Disclaimer: the following is not based on any insider info. We’ll save the insider discussions for Will, Joe and Kevin, our folks on the ground in Orlando.
Instead, I’m sitting here in Chicago, trying to figure out how to get the temperature in my apartment above 62 degrees without lighting something on fire, and trying to figure out why the market is similarly tepid on Barry Bonds. And the conclusion I’m coming to is as follows: the collective wisdom of major league baseball is that Barry Bonds may go to jail.
For a long time now, people have been focused on the on-field implications of Bonds’ steroids use: how many home runs would Bonds have hit if he wasn’t juicing? They’ve also been focused on the moral implications: does Bonds belong in the Hall of Fame? Are his sins greater than Gaylord Perry’s? Than Pete Rose’s?

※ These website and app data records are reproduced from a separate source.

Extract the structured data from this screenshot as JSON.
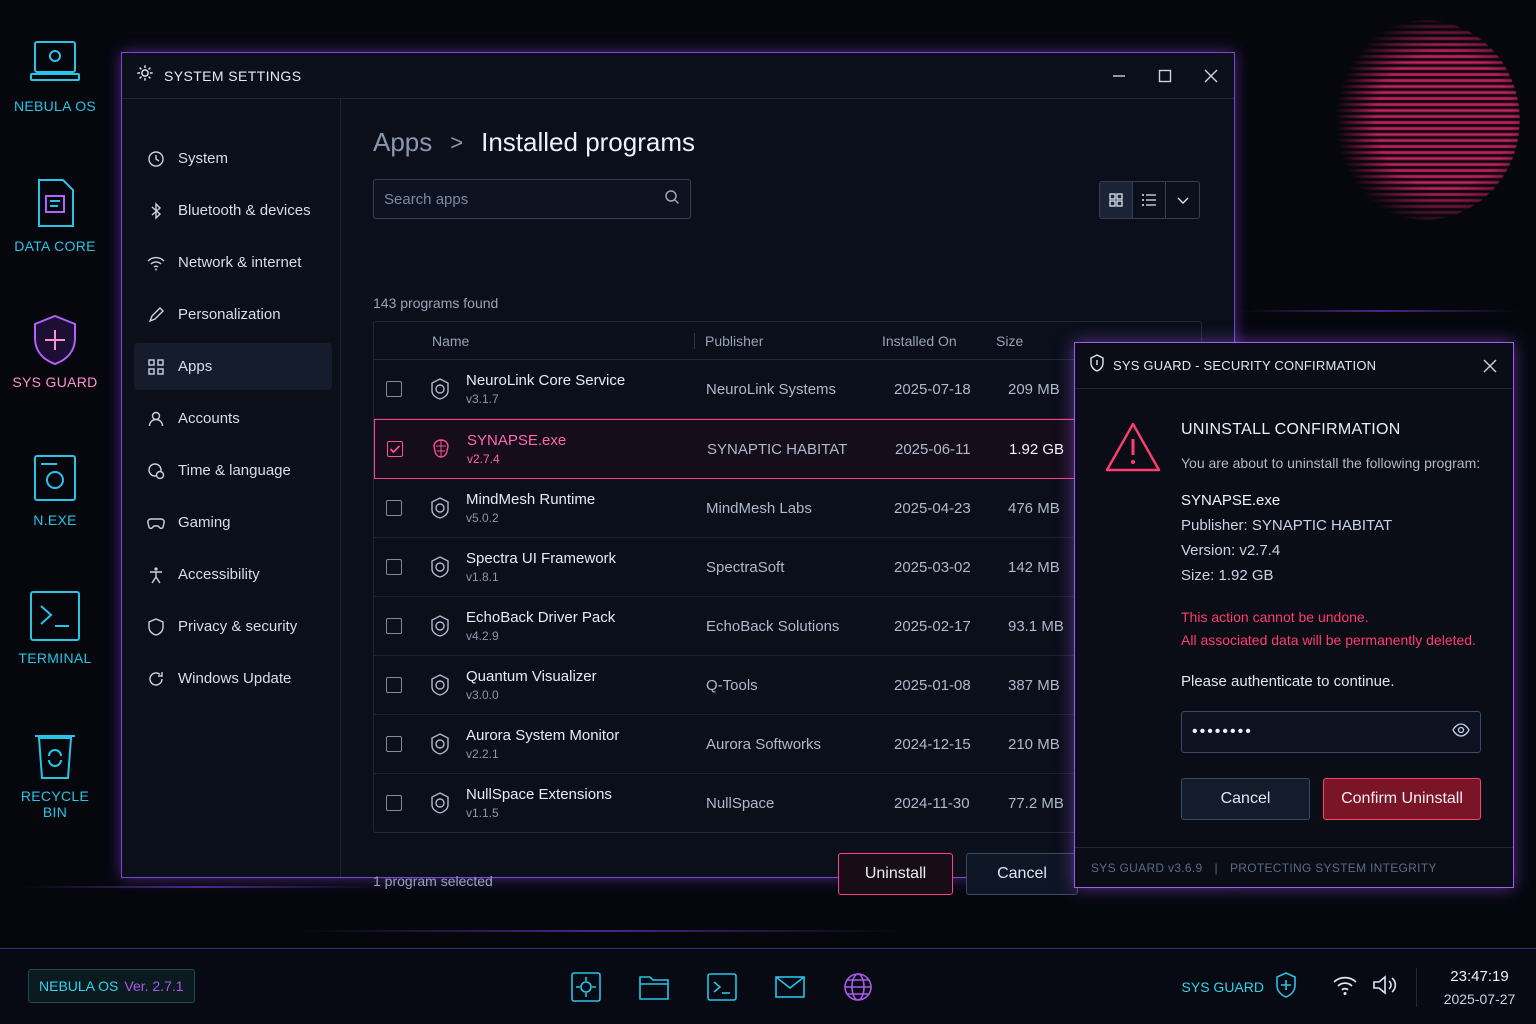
{
  "desktop": {
    "icons": [
      {
        "label": "NEBULA OS"
      },
      {
        "label": "DATA CORE"
      },
      {
        "label": "SYS GUARD"
      },
      {
        "label": "N.EXE"
      },
      {
        "label": "TERMINAL"
      },
      {
        "label": "RECYCLE BIN"
      }
    ]
  },
  "window": {
    "title": "SYSTEM SETTINGS"
  },
  "sidebar": {
    "items": [
      {
        "label": "System",
        "icon": "system-icon"
      },
      {
        "label": "Bluetooth & devices",
        "icon": "bluetooth-icon"
      },
      {
        "label": "Network & internet",
        "icon": "wifi-icon"
      },
      {
        "label": "Personalization",
        "icon": "pen-icon"
      },
      {
        "label": "Apps",
        "icon": "apps-icon",
        "active": true
      },
      {
        "label": "Accounts",
        "icon": "user-icon"
      },
      {
        "label": "Time & language",
        "icon": "globe-clock-icon"
      },
      {
        "label": "Gaming",
        "icon": "gamepad-icon"
      },
      {
        "label": "Accessibility",
        "icon": "accessibility-icon"
      },
      {
        "label": "Privacy & security",
        "icon": "shield-icon"
      },
      {
        "label": "Windows Update",
        "icon": "update-icon"
      }
    ]
  },
  "main": {
    "breadcrumb": {
      "parent": "Apps",
      "separator": ">",
      "current": "Installed programs"
    },
    "search": {
      "placeholder": "Search apps",
      "value": ""
    },
    "count_text": "143 programs found",
    "columns": {
      "name": "Name",
      "publisher": "Publisher",
      "installed": "Installed On",
      "size": "Size"
    },
    "rows": [
      {
        "name": "NeuroLink Core Service",
        "version": "v3.1.7",
        "publisher": "NeuroLink Systems",
        "date": "2025-07-18",
        "size": "209 MB",
        "selected": false
      },
      {
        "name": "SYNAPSE.exe",
        "version": "v2.7.4",
        "publisher": "SYNAPTIC HABITAT",
        "date": "2025-06-11",
        "size": "1.92 GB",
        "selected": true
      },
      {
        "name": "MindMesh Runtime",
        "version": "v5.0.2",
        "publisher": "MindMesh Labs",
        "date": "2025-04-23",
        "size": "476 MB",
        "selected": false
      },
      {
        "name": "Spectra UI Framework",
        "version": "v1.8.1",
        "publisher": "SpectraSoft",
        "date": "2025-03-02",
        "size": "142 MB",
        "selected": false
      },
      {
        "name": "EchoBack Driver Pack",
        "version": "v4.2.9",
        "publisher": "EchoBack Solutions",
        "date": "2025-02-17",
        "size": "93.1 MB",
        "selected": false
      },
      {
        "name": "Quantum Visualizer",
        "version": "v3.0.0",
        "publisher": "Q-Tools",
        "date": "2025-01-08",
        "size": "387 MB",
        "selected": false
      },
      {
        "name": "Aurora System Monitor",
        "version": "v2.2.1",
        "publisher": "Aurora Softworks",
        "date": "2024-12-15",
        "size": "210 MB",
        "selected": false
      },
      {
        "name": "NullSpace Extensions",
        "version": "v1.1.5",
        "publisher": "NullSpace",
        "date": "2024-11-30",
        "size": "77.2 MB",
        "selected": false
      }
    ],
    "selected_text": "1 program selected",
    "uninstall_label": "Uninstall",
    "cancel_label": "Cancel"
  },
  "dialog": {
    "title": "SYS GUARD - SECURITY CONFIRMATION",
    "heading": "UNINSTALL CONFIRMATION",
    "subtitle": "You are about to uninstall the following program:",
    "program": "SYNAPSE.exe",
    "publisher_line": "Publisher: SYNAPTIC HABITAT",
    "version_line": "Version: v2.7.4",
    "size_line": "Size: 1.92 GB",
    "warning_1": "This action cannot be undone.",
    "warning_2": "All associated data will be permanently deleted.",
    "auth_prompt": "Please authenticate to continue.",
    "password_value": "••••••••",
    "cancel_label": "Cancel",
    "confirm_label": "Confirm Uninstall",
    "footer_version": "SYS GUARD v3.6.9",
    "footer_sep": "|",
    "footer_tag": "PROTECTING SYSTEM INTEGRITY"
  },
  "taskbar": {
    "os_name": "NEBULA OS",
    "os_version": "Ver. 2.7.1",
    "sysguard_label": "SYS GUARD",
    "time": "23:47:19",
    "date": "2025-07-27"
  },
  "colors": {
    "accent_cyan": "#2fd3f0",
    "accent_pink": "#ff3d8a",
    "accent_purple": "#9b5cf0",
    "danger": "#ff3d6e"
  }
}
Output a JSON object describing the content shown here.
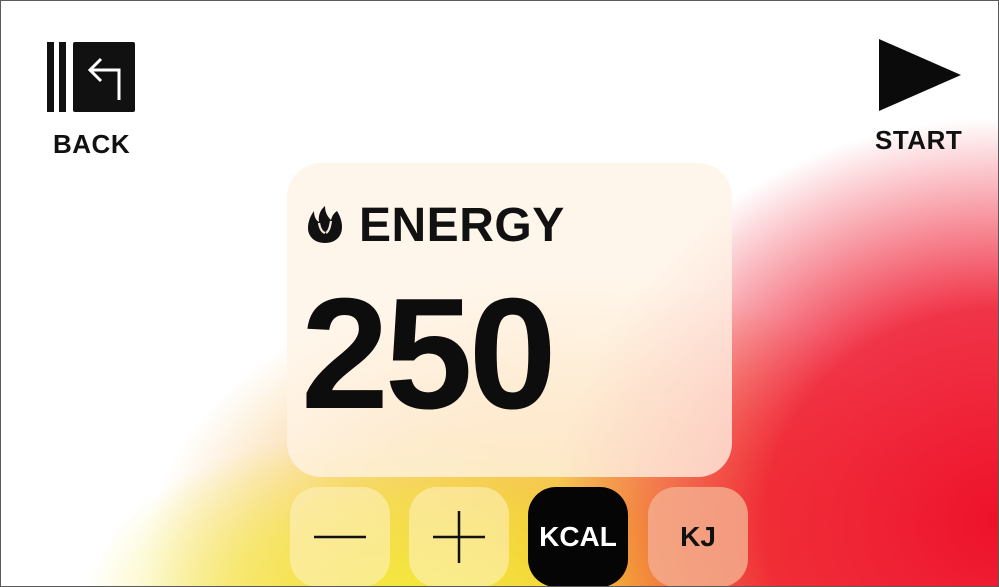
{
  "toolbar": {
    "back": {
      "label": "BACK",
      "icon": "back-exit-icon"
    },
    "start": {
      "label": "START",
      "icon": "play-icon"
    }
  },
  "energy": {
    "title": "ENERGY",
    "icon": "flame-icon",
    "value": "250"
  },
  "controls": {
    "decrement_icon": "minus-icon",
    "increment_icon": "plus-icon",
    "units": [
      {
        "label": "KCAL",
        "selected": true
      },
      {
        "label": "KJ",
        "selected": false
      }
    ]
  },
  "colors": {
    "background_red": "#ee1128",
    "background_yellow": "#f3e93a",
    "background_orange": "#f4a62c",
    "selected_unit": "#050505",
    "unselected_unit": "#f4aa8c"
  }
}
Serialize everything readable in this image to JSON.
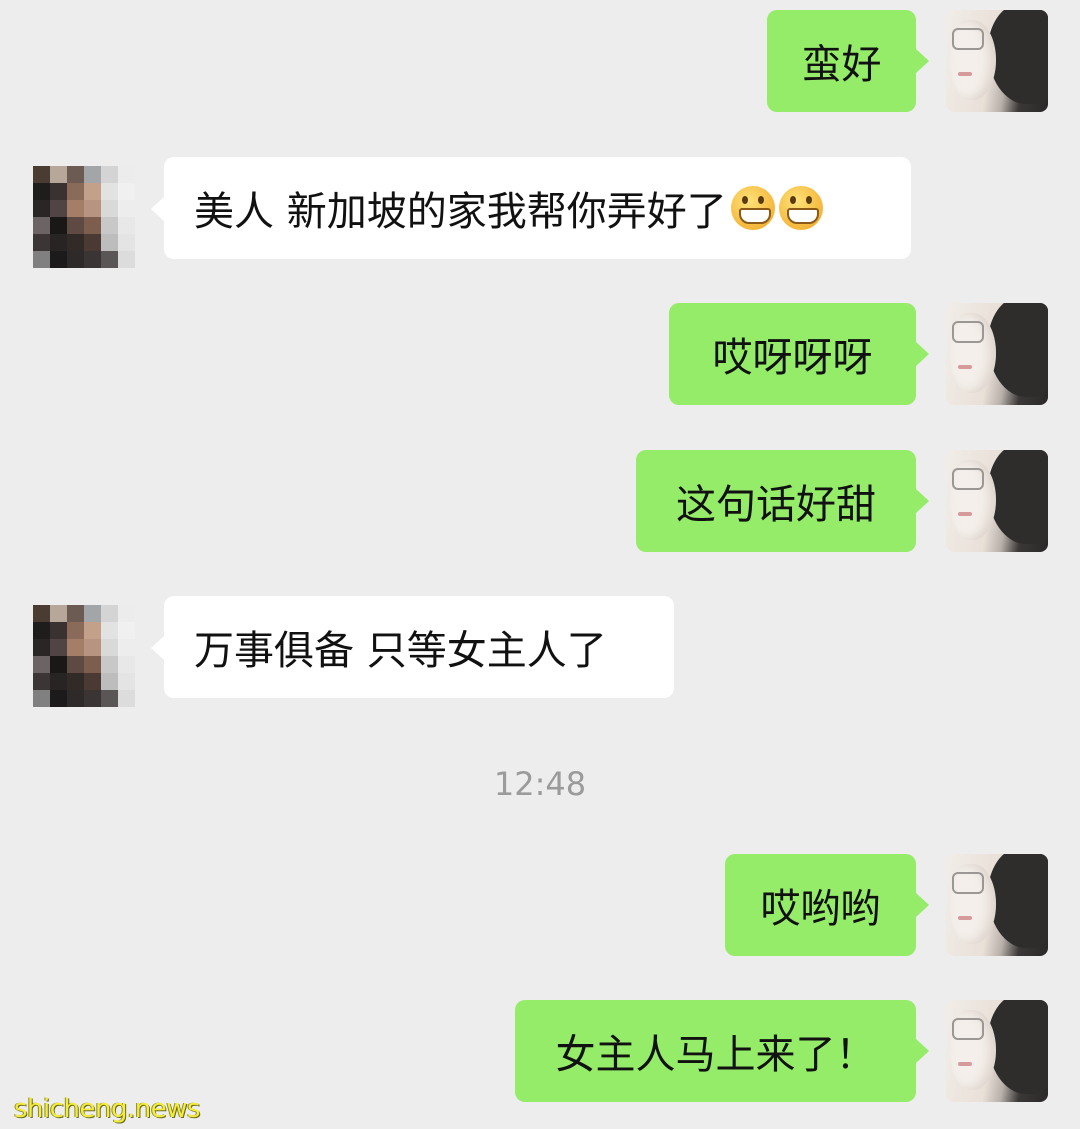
{
  "messages": [
    {
      "side": "self",
      "text": "蛮好"
    },
    {
      "side": "other",
      "text": "美人 新加坡的家我帮你弄好了",
      "emoji": [
        "grimacing-face-icon",
        "grimacing-face-icon"
      ]
    },
    {
      "side": "self",
      "text": "哎呀呀呀"
    },
    {
      "side": "self",
      "text": "这句话好甜"
    },
    {
      "side": "other",
      "text": "万事俱备 只等女主人了"
    },
    {
      "side": "self",
      "text": "哎哟哟"
    },
    {
      "side": "self",
      "text": "女主人马上来了！"
    }
  ],
  "timestamp": "12:48",
  "watermark": "shicheng.news",
  "colors": {
    "self_bubble": "#95ec69",
    "other_bubble": "#ffffff",
    "background": "#ededed"
  }
}
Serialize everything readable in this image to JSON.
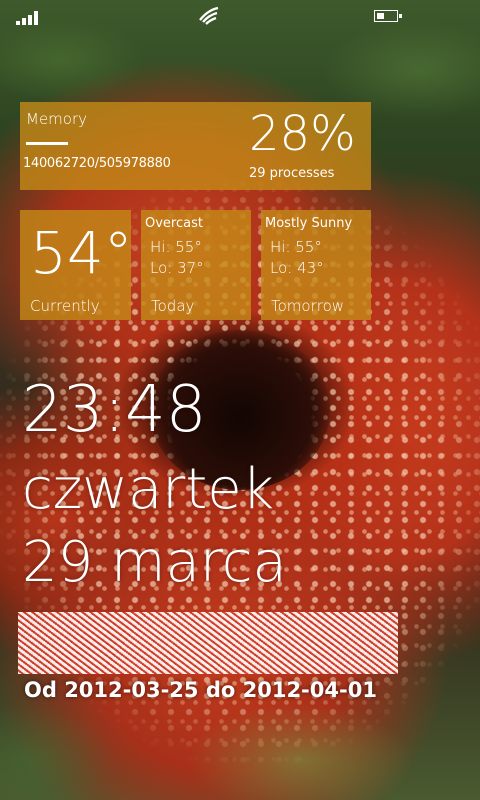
{
  "status_bar": {
    "signal_icon": "signal-bars-icon",
    "wifi_icon": "wifi-icon",
    "battery_icon": "battery-icon",
    "battery_level": 0.4
  },
  "memory_tile": {
    "title": "Memory",
    "detail": "140062720/505978880",
    "percent": "28%",
    "processes": "29 processes"
  },
  "weather": {
    "current": {
      "temp": "54°",
      "label": "Currently"
    },
    "today": {
      "condition": "Overcast",
      "hi": "Hi: 55°",
      "lo": "Lo: 37°",
      "label": "Today"
    },
    "tomorrow": {
      "condition": "Mostly Sunny",
      "hi": "Hi: 55°",
      "lo": "Lo: 43°",
      "label": "Tomorrow"
    }
  },
  "lock": {
    "time": "23:48",
    "day": "czwartek",
    "date": "29 marca",
    "range": "Od 2012-03-25 do 2012-04-01"
  },
  "colors": {
    "tile": "#c48a18"
  }
}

What people haven’t been very focused on are the legal implications. But, as BP alum and attorney Keith Scherer pointed out in August, the chance of Bonds going to jail at some point in the next year is non-trivial. In fact, it’s pretty strong. A grand jury is something very, very serious. Greg Anderson was just sent back to jail. And the government’s case against Bonds is fairly substantive, at least in Keith’s opinion.
How else do you explain the lack of traction that Bonds has seen — and the unusually candid chorus of “no”s from major league GMs who have been quizzed about pursuing him? Yes, perhaps there are incentives to stay mum if you really are interested in Barry Bonds, like the risk of a talk radio backlash in your local market. At the same time, we’re talking about one of the fifteen or twenty best players in baseball, who won’t be asking for more than one year, and who can probably be had for a substantial discount at a time when most free agents are earning substantially above market rate.
As Dan Rosenheck pointed out in the New York Times this Sunday, while there might be some negative externalities associated with signing Barry Bonds — creating a clubhouse circus or what have you — there are also some positive ones: your stadium will be 100% full as he nears 755. Hell, you could get a pretty good return on your Bond investment simply by charging for the media buffet, what with the swarm of coverage that will surround his season. While there’s perhaps no recent parallel to Bonds in baseball — Sammy Sosa and Rafael Palmeiro were blackballed, but only after they’d quit hitting — the cases of Terrell Owens and Latrell Sprewell suggest that economic incentives usually prevail if the concern is limited to a player’s poor public image.
So it looks to me like there’s “something else” here, and that “something else” is the prospect of Bonds going to jail. If you’re thinking about signing Barry Bonds, the first person you talk to isn’t Bonds or your owner or Jeff Borris — it’s your team’s attorney.